**Work instruction**: Your task is to copy each line of the material that holds the word "author".

**Exercise material**:
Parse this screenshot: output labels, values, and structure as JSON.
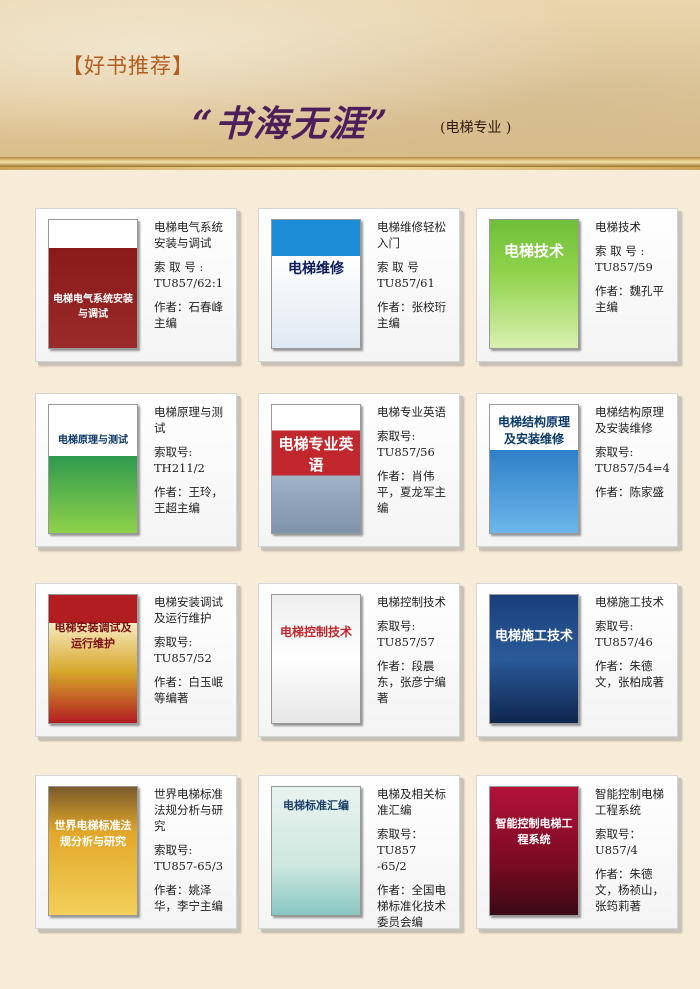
{
  "header": {
    "section_label": "【好书推荐】",
    "title": "“书海无涯”",
    "subtitle": "(电梯专业 )"
  },
  "books": [
    {
      "title": "电梯电气系统安装与调试",
      "call_label": "索 取 号 :",
      "call_number": "TU857/62:1",
      "author": "作者：石春峰主编",
      "cover_text": "电梯电气系统安装与调试",
      "cover_color": "#8a1a1a"
    },
    {
      "title": "电梯维修轻松入门",
      "call_label": "索 取 号",
      "call_number": "TU857/61",
      "author": "作者：张校珩主编",
      "cover_text": "电梯维修",
      "cover_color": "#1c8ed8"
    },
    {
      "title": "电梯技术",
      "call_label": "索 取 号 :",
      "call_number": "TU857/59",
      "author": "作者：魏孔平主编",
      "cover_text": "电梯技术",
      "cover_color": "#6fbf3a"
    },
    {
      "title": "电梯原理与测试",
      "call_label": "索取号:",
      "call_number": "TH211/2",
      "author": "作者：王玲，王超主编",
      "cover_text": "电梯原理与测试",
      "cover_color": "#2f9a4e"
    },
    {
      "title": "电梯专业英语",
      "call_label": "索取号:",
      "call_number": "TU857/56",
      "author": "作者：肖伟平，夏龙军主编",
      "cover_text": "电梯专业英语",
      "cover_color": "#c0282d"
    },
    {
      "title": "电梯结构原理及安装维修",
      "call_label": "索取号:",
      "call_number": "TU857/54=4",
      "author": "作者：陈家盛",
      "cover_text": "电梯结构原理及安装维修",
      "cover_color": "#2d7fc8"
    },
    {
      "title": "电梯安装调试及运行维护",
      "call_label": "索取号:",
      "call_number": "TU857/52",
      "author": "作者：白玉岷等编著",
      "cover_text": "电梯安装调试及运行维护",
      "cover_color": "#b21d21"
    },
    {
      "title": "电梯控制技术",
      "call_label": "索取号:",
      "call_number": "TU857/57",
      "author": "作者：段晨东，张彦宁编著",
      "cover_text": "电梯控制技术",
      "cover_color": "#efefef"
    },
    {
      "title": "电梯施工技术",
      "call_label": "索取号:",
      "call_number": "TU857/46",
      "author": "作者：朱德文，张柏成著",
      "cover_text": "电梯施工技术",
      "cover_color": "#1a3e7a"
    },
    {
      "title": "世界电梯标准法规分析与研究",
      "call_label": "索取号:",
      "call_number": "TU857-65/3",
      "author": "作者：姚泽华，李宁主编",
      "cover_text": "世界电梯标准法规分析与研究",
      "cover_color": "#e1a72a"
    },
    {
      "title": "电梯及相关标准汇编",
      "call_label": "索取号：TU857",
      "call_number": "-65/2",
      "author": "作者：全国电梯标准化技术委员会编",
      "cover_text": "电梯标准汇编",
      "cover_color": "#e9f3ef"
    },
    {
      "title": "智能控制电梯工程系统",
      "call_label": "索取号：",
      "call_number": "U857/4",
      "author": "作者：朱德文，杨祯山，张筠莉著",
      "cover_text": "智能控制电梯工程系统",
      "cover_color": "#b2123a"
    }
  ]
}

**Answer to the exercise**:
      "author": "作者：石春峰主编",
      "author": "作者：张校珩主编",
      "author": "作者：魏孔平主编",
      "author": "作者：王玲，王超主编",
      "author": "作者：肖伟平，夏龙军主编",
      "author": "作者：陈家盛",
      "author": "作者：白玉岷等编著",
      "author": "作者：段晨东，张彦宁编著",
      "author": "作者：朱德文，张柏成著",
      "author": "作者：姚泽华，李宁主编",
      "author": "作者：全国电梯标准化技术委员会编",
      "author": "作者：朱德文，杨祯山，张筠莉著",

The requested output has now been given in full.